[PROVIDED DATA Boundary: Start]

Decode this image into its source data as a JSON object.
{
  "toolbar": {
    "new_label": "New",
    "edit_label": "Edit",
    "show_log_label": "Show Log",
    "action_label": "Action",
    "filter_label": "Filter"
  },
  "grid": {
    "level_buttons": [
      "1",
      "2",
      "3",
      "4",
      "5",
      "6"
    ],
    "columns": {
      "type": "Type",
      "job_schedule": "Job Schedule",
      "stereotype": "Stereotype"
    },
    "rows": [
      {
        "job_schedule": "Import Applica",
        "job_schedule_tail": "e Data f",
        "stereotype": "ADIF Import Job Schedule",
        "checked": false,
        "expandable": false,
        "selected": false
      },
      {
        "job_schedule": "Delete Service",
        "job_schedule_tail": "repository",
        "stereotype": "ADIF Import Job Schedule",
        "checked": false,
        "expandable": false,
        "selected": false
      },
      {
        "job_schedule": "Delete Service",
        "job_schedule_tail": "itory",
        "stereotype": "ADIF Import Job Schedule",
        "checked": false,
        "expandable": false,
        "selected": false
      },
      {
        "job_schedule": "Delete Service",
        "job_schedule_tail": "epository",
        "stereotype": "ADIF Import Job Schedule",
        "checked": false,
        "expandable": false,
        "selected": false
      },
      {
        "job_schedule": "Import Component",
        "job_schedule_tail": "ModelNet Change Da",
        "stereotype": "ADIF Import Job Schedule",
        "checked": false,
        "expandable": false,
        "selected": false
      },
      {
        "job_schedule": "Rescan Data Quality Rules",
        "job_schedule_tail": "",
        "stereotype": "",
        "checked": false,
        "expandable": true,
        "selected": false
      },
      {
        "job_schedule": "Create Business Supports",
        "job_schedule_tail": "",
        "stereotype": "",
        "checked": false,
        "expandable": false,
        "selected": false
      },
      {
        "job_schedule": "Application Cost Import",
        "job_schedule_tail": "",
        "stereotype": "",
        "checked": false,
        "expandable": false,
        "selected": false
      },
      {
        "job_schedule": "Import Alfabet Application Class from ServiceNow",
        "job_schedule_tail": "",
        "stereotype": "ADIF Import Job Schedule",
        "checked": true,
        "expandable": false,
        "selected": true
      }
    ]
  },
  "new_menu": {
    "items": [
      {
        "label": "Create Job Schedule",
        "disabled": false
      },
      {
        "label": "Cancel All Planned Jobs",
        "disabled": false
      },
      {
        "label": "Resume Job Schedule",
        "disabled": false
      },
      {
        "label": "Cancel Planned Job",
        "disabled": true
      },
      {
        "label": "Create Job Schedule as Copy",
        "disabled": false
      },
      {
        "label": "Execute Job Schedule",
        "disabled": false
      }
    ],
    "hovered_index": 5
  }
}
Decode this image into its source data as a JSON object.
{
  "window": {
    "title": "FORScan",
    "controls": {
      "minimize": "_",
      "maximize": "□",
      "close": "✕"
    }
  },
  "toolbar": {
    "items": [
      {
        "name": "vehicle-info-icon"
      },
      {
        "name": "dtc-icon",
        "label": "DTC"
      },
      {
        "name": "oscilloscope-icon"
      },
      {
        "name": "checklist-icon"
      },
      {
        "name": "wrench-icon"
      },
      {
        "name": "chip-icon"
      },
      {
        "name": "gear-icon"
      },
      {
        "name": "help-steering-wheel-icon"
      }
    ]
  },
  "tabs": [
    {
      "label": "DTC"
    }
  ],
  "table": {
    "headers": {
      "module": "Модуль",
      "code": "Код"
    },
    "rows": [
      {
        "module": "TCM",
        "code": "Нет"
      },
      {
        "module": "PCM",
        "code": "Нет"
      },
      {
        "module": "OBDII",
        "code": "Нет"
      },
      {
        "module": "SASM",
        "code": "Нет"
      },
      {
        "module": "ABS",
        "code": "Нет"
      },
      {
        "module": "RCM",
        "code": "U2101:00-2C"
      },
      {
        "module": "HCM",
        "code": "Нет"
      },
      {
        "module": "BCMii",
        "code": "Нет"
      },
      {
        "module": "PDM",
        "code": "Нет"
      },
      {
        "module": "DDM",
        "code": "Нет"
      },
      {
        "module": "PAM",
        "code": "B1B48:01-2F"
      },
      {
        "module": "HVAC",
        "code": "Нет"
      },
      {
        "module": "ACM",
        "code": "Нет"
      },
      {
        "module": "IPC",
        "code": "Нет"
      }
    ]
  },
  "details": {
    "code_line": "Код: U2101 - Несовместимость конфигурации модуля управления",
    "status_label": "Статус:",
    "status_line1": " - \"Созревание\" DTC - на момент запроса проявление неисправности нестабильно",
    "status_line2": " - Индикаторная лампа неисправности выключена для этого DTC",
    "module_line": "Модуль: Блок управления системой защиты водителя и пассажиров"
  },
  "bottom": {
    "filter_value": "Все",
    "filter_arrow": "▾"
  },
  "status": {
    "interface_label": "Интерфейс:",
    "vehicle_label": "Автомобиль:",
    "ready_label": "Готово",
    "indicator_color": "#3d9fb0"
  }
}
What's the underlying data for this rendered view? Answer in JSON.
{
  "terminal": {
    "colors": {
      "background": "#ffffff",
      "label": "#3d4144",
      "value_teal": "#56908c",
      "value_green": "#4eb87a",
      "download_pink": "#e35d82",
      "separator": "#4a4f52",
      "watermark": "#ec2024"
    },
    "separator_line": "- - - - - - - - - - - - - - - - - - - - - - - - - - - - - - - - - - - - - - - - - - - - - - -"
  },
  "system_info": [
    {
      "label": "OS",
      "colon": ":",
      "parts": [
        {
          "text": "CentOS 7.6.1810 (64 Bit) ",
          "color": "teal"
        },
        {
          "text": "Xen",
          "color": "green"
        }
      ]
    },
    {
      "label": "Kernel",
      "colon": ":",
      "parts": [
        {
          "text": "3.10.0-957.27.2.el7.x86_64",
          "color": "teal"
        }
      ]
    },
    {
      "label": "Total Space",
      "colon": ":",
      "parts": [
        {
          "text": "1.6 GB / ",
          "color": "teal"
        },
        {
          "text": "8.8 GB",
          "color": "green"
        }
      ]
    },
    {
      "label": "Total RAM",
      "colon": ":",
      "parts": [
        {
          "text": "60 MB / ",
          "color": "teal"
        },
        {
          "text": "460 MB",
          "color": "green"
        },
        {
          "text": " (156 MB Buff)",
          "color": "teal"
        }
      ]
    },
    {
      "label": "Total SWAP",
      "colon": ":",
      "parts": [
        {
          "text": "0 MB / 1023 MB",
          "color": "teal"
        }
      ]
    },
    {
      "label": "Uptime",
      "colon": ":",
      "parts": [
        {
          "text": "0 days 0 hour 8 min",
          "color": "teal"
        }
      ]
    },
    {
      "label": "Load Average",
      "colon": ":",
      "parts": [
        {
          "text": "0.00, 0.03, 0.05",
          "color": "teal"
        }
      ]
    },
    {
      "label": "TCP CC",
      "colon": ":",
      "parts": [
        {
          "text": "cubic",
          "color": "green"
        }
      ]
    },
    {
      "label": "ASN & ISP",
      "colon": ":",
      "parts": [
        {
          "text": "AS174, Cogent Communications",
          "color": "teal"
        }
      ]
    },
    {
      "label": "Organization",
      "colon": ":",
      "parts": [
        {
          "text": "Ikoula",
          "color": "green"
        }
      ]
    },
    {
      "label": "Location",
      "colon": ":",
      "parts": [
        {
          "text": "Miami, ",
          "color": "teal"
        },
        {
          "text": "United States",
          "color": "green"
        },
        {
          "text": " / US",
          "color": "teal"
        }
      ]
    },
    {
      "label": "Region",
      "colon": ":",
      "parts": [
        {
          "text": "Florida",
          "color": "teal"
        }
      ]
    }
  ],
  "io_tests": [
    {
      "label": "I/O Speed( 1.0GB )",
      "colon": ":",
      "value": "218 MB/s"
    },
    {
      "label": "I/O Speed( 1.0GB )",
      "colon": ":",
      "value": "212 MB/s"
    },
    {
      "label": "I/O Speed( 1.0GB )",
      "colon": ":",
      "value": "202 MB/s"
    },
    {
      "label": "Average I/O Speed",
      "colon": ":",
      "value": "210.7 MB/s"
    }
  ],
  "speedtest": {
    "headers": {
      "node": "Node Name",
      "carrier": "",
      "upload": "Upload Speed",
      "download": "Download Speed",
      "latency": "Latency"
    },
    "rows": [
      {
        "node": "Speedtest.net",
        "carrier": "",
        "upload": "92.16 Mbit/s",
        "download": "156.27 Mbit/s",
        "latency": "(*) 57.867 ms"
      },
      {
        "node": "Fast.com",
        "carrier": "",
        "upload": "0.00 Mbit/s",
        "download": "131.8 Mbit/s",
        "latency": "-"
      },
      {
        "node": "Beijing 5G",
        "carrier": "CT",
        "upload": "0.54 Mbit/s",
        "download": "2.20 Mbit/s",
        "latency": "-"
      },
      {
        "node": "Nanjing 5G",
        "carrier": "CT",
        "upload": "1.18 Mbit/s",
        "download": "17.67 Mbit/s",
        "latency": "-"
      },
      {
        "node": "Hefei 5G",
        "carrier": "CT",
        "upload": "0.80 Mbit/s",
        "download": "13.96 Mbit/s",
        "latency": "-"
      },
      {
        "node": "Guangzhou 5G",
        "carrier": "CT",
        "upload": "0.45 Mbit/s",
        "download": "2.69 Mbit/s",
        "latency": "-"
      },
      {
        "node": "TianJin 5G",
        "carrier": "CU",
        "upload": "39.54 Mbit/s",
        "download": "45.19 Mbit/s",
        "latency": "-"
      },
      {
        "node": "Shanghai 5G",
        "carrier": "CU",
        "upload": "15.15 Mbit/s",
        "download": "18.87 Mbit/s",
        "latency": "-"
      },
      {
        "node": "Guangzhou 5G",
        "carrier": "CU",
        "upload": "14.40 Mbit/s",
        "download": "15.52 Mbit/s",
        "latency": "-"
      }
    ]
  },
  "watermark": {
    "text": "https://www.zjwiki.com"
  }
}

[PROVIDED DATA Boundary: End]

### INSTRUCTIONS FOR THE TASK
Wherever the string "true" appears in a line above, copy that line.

### WORKED SOLUTION
        "expandable": true,
        "checked": true,
        "selected": true
        "disabled": true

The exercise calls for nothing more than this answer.